Three days ago, two of my neighbours came for a book search in my house.
Neighbour 1: This guy is looking for motivational books. Do you have any in hard copy?
Me: Motivational books? From me? No way.
This guy: Which other interesting ones do you have?
So, I walk them over to my book shelf, and now that they are not readers, they turn towards me their eyes asking the obvious ‘which one?’
Me: All these are interesting. But for starters (I have always wanted to use this term), I will let you have Zoo.
They take turns to look at the book, I hear one say the 300 pages are a lot, before another one screams, ‘Aaaaah. Written by Chanchori? Should be a good one’.
At this point, I quickly get excited because ever since I moved here, I am yet to find someone I can have a conversation with about books. And this one seems to be quite a catch.
Me: Haiya. You know Chanchori?
Neighbour 1: The one who wrote the Uber Story? Definitely yes.
Me: How do you know him?
Neighbour 1: I follow him on Facebook.
Kenyans! Starters! That is not even close to knowing somebody!
I asked them whether they went to boarding school in primary school. They said No. I let them have the book, though I knew they would have a hard time relating to the book in the way I did.
Best thing that happened to me this week? Zoo
The story is told by a young boy who goes to boarding school at the age of eight years, and lasts in the school for five years until he clears his standard eight national examinations. It is not an easy ride for him. I doubt it is any different for any other person, owing to the fact that he was introverted, shy, did not know any other language apart from his mother tongue and was in the same class with his elder brother who was like a stranger to him, and subjected him to the most traumatic experiences.
If you went to a boarding school in primary, mostly a Catholic school, you will notice the striking similarities between the school in the book, which the boy refers to as a Zoo, with the students as Animals, and the boarding school you attended. Like the evening prayer routines, the Sunday/Saturday masses, the food, the dormitories, unruly students, the theft, nostalgic visiting days, the punishments.
I could not speak better of the emotional torture than the way the author puts it. At the tender age of eight, one is faced with the huge task of decision-making, trying to fit in, waking up at four o’clock in the morning and being punished even when you had no idea what exactly was your mistake.
There is somewhere in the book the author describes how the boy was beaten because he did not want to be the class prefect, and that was because he could not handle all the pressure that came with it. Another time, the whole school was caned throughout the night because one of them had found a thorn in their food, and the rest had poured the food in the dining hall. You want me to talk about the time he was caned because he scored 80% and not 100%? No.
This book made me think about my primary school days, and the amount of torture we unknowingly persevered. Like compulsory choir practice on Sunday afternoons, going for close to three days with dry water taps, being caned all the time. And fear. Fear was the order of the day.

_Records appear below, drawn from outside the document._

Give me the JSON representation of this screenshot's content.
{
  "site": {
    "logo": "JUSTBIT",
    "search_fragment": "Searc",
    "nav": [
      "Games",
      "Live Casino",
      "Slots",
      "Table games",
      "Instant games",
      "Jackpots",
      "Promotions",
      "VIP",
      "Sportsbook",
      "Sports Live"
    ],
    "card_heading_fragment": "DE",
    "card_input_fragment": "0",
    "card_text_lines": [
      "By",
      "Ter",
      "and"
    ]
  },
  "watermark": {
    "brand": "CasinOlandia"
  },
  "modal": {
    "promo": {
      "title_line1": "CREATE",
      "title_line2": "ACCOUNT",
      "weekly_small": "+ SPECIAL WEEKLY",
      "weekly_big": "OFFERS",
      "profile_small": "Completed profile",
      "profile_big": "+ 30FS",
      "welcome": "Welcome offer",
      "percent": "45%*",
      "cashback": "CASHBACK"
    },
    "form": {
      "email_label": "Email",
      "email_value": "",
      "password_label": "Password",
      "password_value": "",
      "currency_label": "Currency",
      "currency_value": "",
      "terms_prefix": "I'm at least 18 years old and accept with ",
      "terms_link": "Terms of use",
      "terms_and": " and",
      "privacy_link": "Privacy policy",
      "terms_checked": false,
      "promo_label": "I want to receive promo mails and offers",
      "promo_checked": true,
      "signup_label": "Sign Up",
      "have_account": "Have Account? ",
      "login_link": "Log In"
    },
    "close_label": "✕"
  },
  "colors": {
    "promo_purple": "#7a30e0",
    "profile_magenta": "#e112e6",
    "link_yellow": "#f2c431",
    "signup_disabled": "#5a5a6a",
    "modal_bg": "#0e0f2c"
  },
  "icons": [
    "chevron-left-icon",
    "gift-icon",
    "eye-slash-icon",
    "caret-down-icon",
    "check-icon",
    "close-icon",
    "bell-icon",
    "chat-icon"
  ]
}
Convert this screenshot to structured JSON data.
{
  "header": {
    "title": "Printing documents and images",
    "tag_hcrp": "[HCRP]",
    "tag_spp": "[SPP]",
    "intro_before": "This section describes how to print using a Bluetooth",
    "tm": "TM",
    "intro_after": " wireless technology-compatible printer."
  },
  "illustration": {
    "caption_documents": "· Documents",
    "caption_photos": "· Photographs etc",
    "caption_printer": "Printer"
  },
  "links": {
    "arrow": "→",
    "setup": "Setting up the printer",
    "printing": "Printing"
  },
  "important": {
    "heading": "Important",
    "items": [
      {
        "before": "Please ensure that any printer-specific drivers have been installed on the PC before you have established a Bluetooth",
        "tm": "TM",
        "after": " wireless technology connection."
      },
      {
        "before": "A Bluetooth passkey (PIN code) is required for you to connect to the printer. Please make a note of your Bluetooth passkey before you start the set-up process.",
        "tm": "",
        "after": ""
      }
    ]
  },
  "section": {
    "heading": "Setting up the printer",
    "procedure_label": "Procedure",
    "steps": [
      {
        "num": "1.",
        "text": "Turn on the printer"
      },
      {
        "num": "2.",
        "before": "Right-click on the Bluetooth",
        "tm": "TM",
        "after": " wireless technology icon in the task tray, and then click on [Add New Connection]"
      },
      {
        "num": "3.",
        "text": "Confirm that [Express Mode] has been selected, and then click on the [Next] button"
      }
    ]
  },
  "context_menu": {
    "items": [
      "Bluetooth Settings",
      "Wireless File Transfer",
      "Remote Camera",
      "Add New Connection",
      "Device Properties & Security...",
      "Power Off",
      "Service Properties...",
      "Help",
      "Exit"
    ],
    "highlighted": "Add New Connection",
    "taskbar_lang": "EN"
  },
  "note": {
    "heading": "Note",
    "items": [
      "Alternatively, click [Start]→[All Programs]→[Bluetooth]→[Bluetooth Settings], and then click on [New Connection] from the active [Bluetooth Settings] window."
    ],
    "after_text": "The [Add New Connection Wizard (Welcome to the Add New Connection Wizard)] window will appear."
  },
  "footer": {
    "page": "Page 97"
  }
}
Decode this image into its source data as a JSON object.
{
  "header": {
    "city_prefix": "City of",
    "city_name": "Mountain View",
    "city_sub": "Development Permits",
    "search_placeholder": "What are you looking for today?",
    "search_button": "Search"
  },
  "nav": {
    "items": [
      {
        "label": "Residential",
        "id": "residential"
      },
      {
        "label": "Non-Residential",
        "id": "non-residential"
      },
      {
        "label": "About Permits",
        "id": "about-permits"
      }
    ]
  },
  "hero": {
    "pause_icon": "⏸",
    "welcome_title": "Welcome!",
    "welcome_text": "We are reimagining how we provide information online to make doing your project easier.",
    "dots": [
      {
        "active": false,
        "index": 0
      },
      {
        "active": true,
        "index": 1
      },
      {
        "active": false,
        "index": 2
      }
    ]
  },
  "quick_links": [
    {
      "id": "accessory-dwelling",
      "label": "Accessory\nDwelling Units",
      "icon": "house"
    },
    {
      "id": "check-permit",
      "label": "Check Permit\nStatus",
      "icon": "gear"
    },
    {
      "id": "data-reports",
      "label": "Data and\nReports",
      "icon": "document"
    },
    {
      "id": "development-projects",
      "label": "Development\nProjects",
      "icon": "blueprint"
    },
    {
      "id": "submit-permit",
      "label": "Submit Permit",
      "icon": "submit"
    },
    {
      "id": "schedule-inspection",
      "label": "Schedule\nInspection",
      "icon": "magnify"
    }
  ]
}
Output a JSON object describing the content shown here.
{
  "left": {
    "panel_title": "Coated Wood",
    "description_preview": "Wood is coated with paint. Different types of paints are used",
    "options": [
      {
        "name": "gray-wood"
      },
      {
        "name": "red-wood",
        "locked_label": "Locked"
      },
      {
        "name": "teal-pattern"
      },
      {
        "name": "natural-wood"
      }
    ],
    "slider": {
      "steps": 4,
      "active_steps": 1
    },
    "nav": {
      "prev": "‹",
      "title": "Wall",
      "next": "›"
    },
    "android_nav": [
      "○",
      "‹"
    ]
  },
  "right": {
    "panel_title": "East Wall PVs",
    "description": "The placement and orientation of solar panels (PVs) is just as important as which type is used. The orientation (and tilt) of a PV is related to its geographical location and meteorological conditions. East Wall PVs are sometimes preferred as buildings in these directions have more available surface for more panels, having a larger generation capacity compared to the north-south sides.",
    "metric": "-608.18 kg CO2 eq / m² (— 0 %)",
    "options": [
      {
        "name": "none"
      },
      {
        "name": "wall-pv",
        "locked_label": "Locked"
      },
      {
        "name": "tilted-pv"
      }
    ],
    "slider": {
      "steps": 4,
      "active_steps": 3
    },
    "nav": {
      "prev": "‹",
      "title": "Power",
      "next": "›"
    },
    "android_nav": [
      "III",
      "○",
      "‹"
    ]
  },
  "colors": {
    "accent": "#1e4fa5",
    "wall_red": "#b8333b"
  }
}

I remember there was a time we were caned at 9.30pm, just at the end of the night preps, because the teacher said we made our prayers too fast. You know that plastic handle that used to come attached to buckets? Yes, that one. We were ordered to remove our sweaters and that red thing did justice to our backs. I think I still have the mark it left on my back. That pointed tip literally dug into my flesh, and I had to go for weeks without washing my back. And no one dared say a thing.
Now that I think of it, I think someone should have said something. Something like not all of us were that religious. That it was not right to shove the prayers down our throats. That prayers were prayers, no matter how fast they were said. And I don’t think God is that slow to miss our prayers because we said them fast. I mean, He created all these in six days!
But we were just kids. Letting fear drive us all the way.
Reading Zoo made me pause after every chapter, holding my breath as I thought about the effects of the toxicity in our school systems. I kept holding my breath for the boys, and loved the book even more because there is so much humour in there you cannot miss a good laugh.
That is it for today. Get your copy of the book. I guarantee you happiness.